This study sir, has brought poverty upon me, (a natural Consequence upon me) and being in my fifty fourth year makes it late for me to enter again upon a sea life, Therefore sir I am perswaded that one word from the lips of your excellencey will place this unfortunate ambitious man, in a situation to support himself wife and Eight Children [and make us] Comfortable and happy.—

I woud further observe to your excellency that I unbusom’d myself to three of our richest merchants. thinking thereby to gain some little assistance to purchase instruments, &c, but the wretches in this part of the Country are generally destitute [of] publick Spirit, and when I consider the state of my own finances. I get very dull So much so, that it draws a painfull anxiety bordering upon wild dispair upon me and I am borne down by every thing that is in the power of imagination to inflict, Nature at times appears to abandon me, and leaves me shatter’d like a wreck deserted amongst the rocks upon the sea shore, when I find myself unsupported and alone Contending with so powerfull an adversary. No more Dr. Sir. But shou’d think it a great honor if your Excellencey wou’d Condescend to send me a line in answer (as soon as it shoud be your Excellenceys pleasure) from the greatest Statesman and Philosopher in the united States to the most unfortunate one, I do myself the honor to subscribe myself as always Your Excellency’s friend and Humble Servant—
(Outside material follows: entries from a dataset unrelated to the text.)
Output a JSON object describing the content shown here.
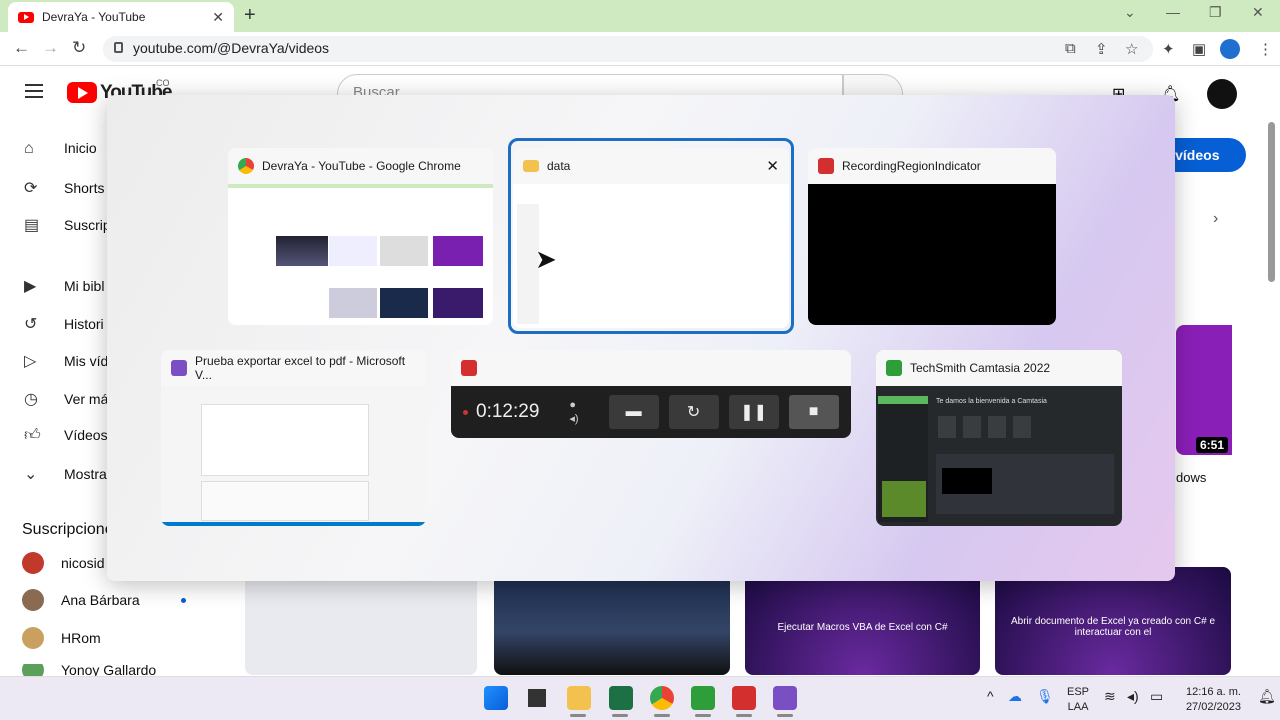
{
  "browser": {
    "tab_title": "DevraYa - YouTube",
    "url": "youtube.com/@DevraYa/videos"
  },
  "youtube": {
    "logo_text": "YouTube",
    "country_code": "CO",
    "search_placeholder": "Buscar",
    "sidebar": [
      {
        "label": "Inicio",
        "icon": "home-icon"
      },
      {
        "label": "Shorts",
        "icon": "shorts-icon"
      },
      {
        "label": "Suscrip",
        "icon": "subscriptions-icon"
      },
      {
        "label": "Mi bibl",
        "icon": "library-icon"
      },
      {
        "label": "Histori",
        "icon": "history-icon"
      },
      {
        "label": "Mis víd",
        "icon": "your-videos-icon"
      },
      {
        "label": "Ver má",
        "icon": "watch-later-icon"
      },
      {
        "label": "Vídeos",
        "icon": "liked-icon"
      },
      {
        "label": "Mostra",
        "icon": "chevron-down-icon"
      }
    ],
    "subscriptions_heading": "Suscripcione",
    "subscriptions": [
      {
        "name": "nicosid",
        "color": "#c0392b"
      },
      {
        "name": "Ana Bárbara",
        "color": "#8a6a50"
      },
      {
        "name": "HRom",
        "color": "#c9a060"
      },
      {
        "name": "Yonoy Gallardo",
        "color": "#5aa05a"
      }
    ],
    "subscribe_label": "ar vídeos",
    "video_duration": "6:51",
    "video_title_fragment": "dows",
    "thumbnails": [
      {
        "title": "",
        "color": "#e8eaf0"
      },
      {
        "title": "",
        "color": "#1a2a4a"
      },
      {
        "title": "Ejecutar Macros VBA de Excel con C#",
        "color": "#2a1a5a"
      },
      {
        "title": "Abrir documento de Excel ya creado con C# e interactuar con el",
        "color": "#2a1a5a"
      }
    ]
  },
  "switcher": {
    "windows": [
      {
        "title": "DevraYa - YouTube - Google Chrome",
        "icon": "chrome-icon"
      },
      {
        "title": "data",
        "icon": "folder-icon"
      },
      {
        "title": "RecordingRegionIndicator",
        "icon": "camtasia-icon"
      },
      {
        "title": "Prueba exportar excel to pdf - Microsoft V...",
        "icon": "visual-studio-icon"
      },
      {
        "title": "",
        "icon": "camtasia-icon"
      },
      {
        "title": "TechSmith Camtasia 2022",
        "icon": "camtasia-icon"
      }
    ],
    "recorder_time": "0:12:29",
    "camtasia_welcome": "Te damos la bienvenida a Camtasia"
  },
  "taskbar": {
    "lang_line1": "ESP",
    "lang_line2": "LAA",
    "time": "12:16 a. m.",
    "date": "27/02/2023"
  }
}
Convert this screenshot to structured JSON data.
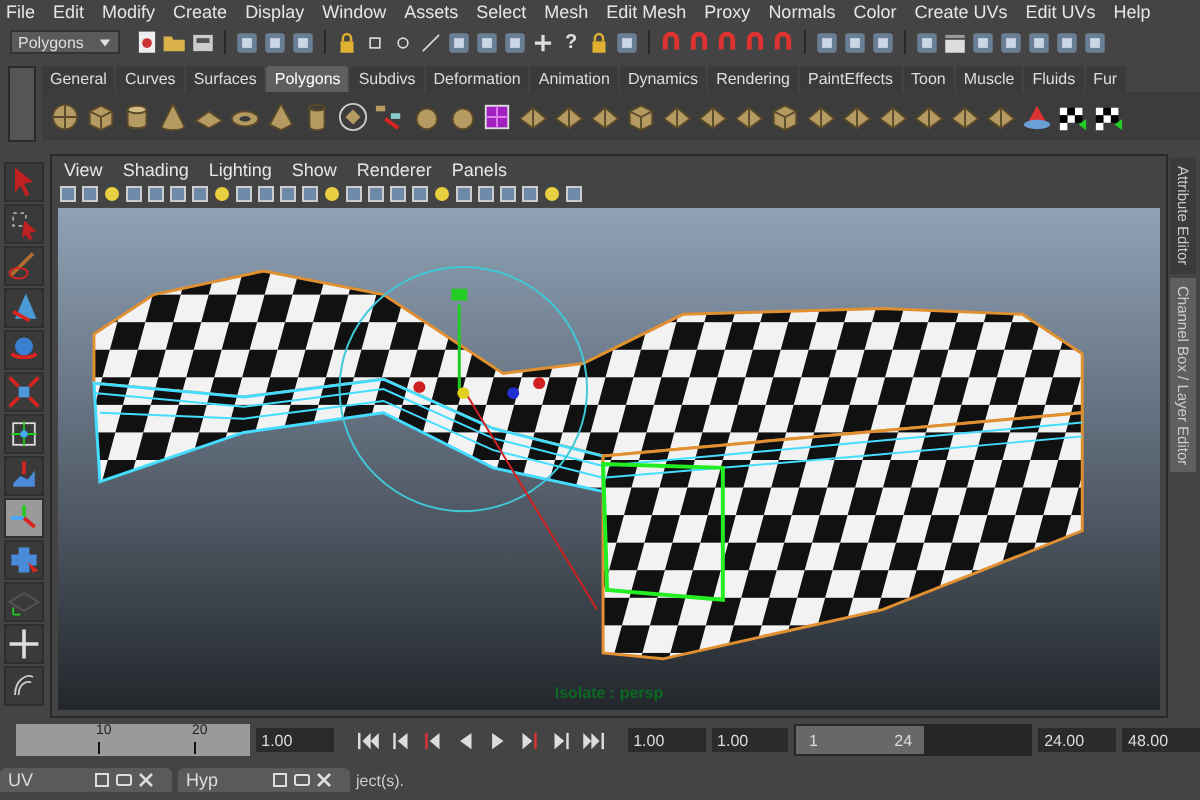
{
  "menu_bar": [
    "File",
    "Edit",
    "Modify",
    "Create",
    "Display",
    "Window",
    "Assets",
    "Select",
    "Mesh",
    "Edit Mesh",
    "Proxy",
    "Normals",
    "Color",
    "Create UVs",
    "Edit UVs",
    "Help"
  ],
  "status_line": {
    "mode": "Polygons",
    "help": "?"
  },
  "shelf_tabs": [
    {
      "label": "General",
      "selected": false
    },
    {
      "label": "Curves",
      "selected": false
    },
    {
      "label": "Surfaces",
      "selected": false
    },
    {
      "label": "Polygons",
      "selected": true
    },
    {
      "label": "Subdivs",
      "selected": false
    },
    {
      "label": "Deformation",
      "selected": false
    },
    {
      "label": "Animation",
      "selected": false
    },
    {
      "label": "Dynamics",
      "selected": false
    },
    {
      "label": "Rendering",
      "selected": false
    },
    {
      "label": "PaintEffects",
      "selected": false
    },
    {
      "label": "Toon",
      "selected": false
    },
    {
      "label": "Muscle",
      "selected": false
    },
    {
      "label": "Fluids",
      "selected": false
    },
    {
      "label": "Fur",
      "selected": false
    }
  ],
  "tool_box": [
    {
      "selected": false
    },
    {
      "selected": false
    },
    {
      "selected": false
    },
    {
      "selected": false
    },
    {
      "selected": false
    },
    {
      "selected": false
    },
    {
      "selected": false
    },
    {
      "selected": false
    },
    {
      "selected": true
    },
    {
      "selected": false
    },
    {
      "selected": false
    },
    {
      "selected": false
    },
    {
      "selected": false
    }
  ],
  "panel_menu": [
    "View",
    "Shading",
    "Lighting",
    "Show",
    "Renderer",
    "Panels"
  ],
  "viewport": {
    "hud": "Isolate : persp"
  },
  "side_tabs": [
    {
      "label": "Attribute Editor",
      "selected": false
    },
    {
      "label": "Channel Box / Layer Editor",
      "selected": true
    }
  ],
  "time_slider": {
    "ticks": [
      "10",
      "20"
    ],
    "current_time": "1.00",
    "start_time": "1.00",
    "playback_start": "1.00",
    "range_slider": {
      "start": "1",
      "end": "24",
      "level": 0.53
    },
    "playback_end": "24.00",
    "end_time": "48.00"
  },
  "taskbar": [
    {
      "title": "UV"
    },
    {
      "title": "Hyp"
    }
  ],
  "help_line": "ject(s)."
}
[Matthew C. Groves]

N.B. Your excellencey can form some Idea of my veracity from the following Circumstances. The only friend which I ever had in this place was the Honobl. Thomas Russell Esqr. who is now no more. I saild for that gentleman twenty one years in the west India trade Nineteen years of which I was Consgn’d to myself—Your Excellencey will be pleas’d to excuse the writing, and grammatical part as it is wrote by one who was draged up to a sea life. I Remain as above Your Excellencys friend Assuredly
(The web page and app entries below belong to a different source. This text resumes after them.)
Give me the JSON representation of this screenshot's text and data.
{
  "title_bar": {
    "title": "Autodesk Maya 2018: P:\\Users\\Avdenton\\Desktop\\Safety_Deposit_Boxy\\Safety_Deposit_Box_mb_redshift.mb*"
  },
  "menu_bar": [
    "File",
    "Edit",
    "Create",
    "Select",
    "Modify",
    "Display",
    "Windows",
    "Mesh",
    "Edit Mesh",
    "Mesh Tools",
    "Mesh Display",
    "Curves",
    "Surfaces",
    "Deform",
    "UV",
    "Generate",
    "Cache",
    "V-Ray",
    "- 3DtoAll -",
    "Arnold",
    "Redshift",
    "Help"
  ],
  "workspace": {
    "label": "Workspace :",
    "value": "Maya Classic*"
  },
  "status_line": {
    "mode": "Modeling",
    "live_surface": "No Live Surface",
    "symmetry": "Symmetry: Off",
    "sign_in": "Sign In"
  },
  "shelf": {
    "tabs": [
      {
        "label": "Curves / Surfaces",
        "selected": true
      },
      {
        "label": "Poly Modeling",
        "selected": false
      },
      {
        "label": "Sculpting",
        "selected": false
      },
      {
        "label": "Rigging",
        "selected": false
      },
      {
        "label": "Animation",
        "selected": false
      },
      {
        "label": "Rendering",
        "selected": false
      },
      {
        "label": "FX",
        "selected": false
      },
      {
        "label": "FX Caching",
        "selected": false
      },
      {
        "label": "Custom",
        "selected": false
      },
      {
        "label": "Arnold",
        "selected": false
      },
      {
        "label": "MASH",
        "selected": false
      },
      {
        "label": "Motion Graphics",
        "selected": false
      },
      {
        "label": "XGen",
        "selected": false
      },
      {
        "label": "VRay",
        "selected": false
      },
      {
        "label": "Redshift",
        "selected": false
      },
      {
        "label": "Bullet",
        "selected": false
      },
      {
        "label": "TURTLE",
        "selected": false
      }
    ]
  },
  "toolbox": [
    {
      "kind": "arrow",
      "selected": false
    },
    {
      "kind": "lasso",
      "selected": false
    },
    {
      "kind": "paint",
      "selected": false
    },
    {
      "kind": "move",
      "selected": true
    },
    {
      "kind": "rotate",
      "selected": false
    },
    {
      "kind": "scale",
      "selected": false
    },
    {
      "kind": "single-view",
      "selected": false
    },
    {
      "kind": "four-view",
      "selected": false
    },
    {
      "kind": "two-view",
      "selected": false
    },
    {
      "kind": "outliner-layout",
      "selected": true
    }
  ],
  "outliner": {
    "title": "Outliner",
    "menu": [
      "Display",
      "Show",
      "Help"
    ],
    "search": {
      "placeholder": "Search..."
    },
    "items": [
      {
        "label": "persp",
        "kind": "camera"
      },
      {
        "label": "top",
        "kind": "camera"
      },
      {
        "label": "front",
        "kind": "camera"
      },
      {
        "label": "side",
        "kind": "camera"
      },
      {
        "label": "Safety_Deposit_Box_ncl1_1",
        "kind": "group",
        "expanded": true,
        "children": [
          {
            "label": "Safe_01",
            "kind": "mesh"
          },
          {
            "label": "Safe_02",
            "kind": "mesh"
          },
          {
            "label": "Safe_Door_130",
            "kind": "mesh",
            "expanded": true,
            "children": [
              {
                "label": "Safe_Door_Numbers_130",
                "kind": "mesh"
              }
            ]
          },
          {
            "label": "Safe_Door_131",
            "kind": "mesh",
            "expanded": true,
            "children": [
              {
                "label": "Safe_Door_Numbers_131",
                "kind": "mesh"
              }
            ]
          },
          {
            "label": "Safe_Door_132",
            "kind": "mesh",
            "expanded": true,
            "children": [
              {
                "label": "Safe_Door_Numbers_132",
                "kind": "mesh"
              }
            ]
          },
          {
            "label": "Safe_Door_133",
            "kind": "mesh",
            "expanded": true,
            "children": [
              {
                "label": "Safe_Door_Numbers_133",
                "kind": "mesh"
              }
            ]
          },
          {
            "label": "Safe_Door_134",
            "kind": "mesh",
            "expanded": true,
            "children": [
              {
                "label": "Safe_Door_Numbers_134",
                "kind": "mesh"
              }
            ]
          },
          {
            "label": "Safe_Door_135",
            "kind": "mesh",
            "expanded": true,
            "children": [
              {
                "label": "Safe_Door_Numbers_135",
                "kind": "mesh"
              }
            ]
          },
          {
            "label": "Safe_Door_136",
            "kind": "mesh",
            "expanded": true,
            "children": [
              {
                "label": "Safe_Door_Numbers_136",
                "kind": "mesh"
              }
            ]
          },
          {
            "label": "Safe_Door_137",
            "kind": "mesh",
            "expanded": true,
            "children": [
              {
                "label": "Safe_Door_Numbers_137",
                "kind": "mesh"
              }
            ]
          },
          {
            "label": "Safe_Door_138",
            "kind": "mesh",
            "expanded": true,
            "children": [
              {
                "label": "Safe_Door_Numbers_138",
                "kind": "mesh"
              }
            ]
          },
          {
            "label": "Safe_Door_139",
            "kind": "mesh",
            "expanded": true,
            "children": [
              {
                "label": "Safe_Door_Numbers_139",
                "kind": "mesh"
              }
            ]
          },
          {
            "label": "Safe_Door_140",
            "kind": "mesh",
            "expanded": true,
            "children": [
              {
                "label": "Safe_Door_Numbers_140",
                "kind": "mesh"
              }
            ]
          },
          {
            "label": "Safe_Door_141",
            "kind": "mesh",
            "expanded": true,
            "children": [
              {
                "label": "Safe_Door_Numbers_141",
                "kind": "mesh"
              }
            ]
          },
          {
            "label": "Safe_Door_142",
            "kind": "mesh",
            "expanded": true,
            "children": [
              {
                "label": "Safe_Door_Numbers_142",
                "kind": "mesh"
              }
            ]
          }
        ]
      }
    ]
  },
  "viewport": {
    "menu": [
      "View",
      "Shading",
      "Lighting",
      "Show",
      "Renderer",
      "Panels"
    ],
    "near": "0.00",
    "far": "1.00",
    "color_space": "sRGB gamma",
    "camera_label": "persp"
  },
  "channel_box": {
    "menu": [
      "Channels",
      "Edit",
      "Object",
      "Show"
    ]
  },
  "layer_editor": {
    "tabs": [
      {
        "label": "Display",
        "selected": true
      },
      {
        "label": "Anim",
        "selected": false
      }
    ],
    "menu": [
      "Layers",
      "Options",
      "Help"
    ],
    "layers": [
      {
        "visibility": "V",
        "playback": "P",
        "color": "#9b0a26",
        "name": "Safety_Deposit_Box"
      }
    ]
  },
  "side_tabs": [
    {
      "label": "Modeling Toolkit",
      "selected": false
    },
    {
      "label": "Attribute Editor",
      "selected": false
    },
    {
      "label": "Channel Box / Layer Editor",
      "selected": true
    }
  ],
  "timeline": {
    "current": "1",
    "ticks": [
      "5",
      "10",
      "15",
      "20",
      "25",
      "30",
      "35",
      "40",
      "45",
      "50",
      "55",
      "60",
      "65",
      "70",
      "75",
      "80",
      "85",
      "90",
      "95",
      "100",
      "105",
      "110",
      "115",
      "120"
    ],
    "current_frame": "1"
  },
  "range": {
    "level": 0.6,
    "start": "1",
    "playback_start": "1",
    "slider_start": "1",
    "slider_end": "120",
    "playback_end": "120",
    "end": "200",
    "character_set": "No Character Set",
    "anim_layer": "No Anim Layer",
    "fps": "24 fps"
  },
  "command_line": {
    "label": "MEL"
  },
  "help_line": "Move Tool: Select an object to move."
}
M. C. Groves

RC (DNA: RG 59, LAR); frayed at margin; signature damaged at fold; postscript in margin: “Your excellency will observe that I should not be subject to those feeling if I was in any regular way of Business, or had funds to support me in this pursuit M. C. Groves”; addressed: “To His Excellency Thomas Jefferson Esqre. President of the united States of America”; endorsed by TJ as received 13 Aug. and so recorded in SJL with notation “Off.”; also endorsed by TJ: “to be weigher guager or any thing.”

Groves also sent TJ an undated, three-page “train of curious patriotic reflections,” which he was inspired to write by a monument on Bunker Hill erected by King Solomon’s Lodge of Charlestown in honor of Joseph Warren. Groves identified himself as a freemason (MS in same; in Groves’s hand and signed by him; addressed: “To His Excellency Thomas Jefferson Esqr President of the united States of America”).

Index Entries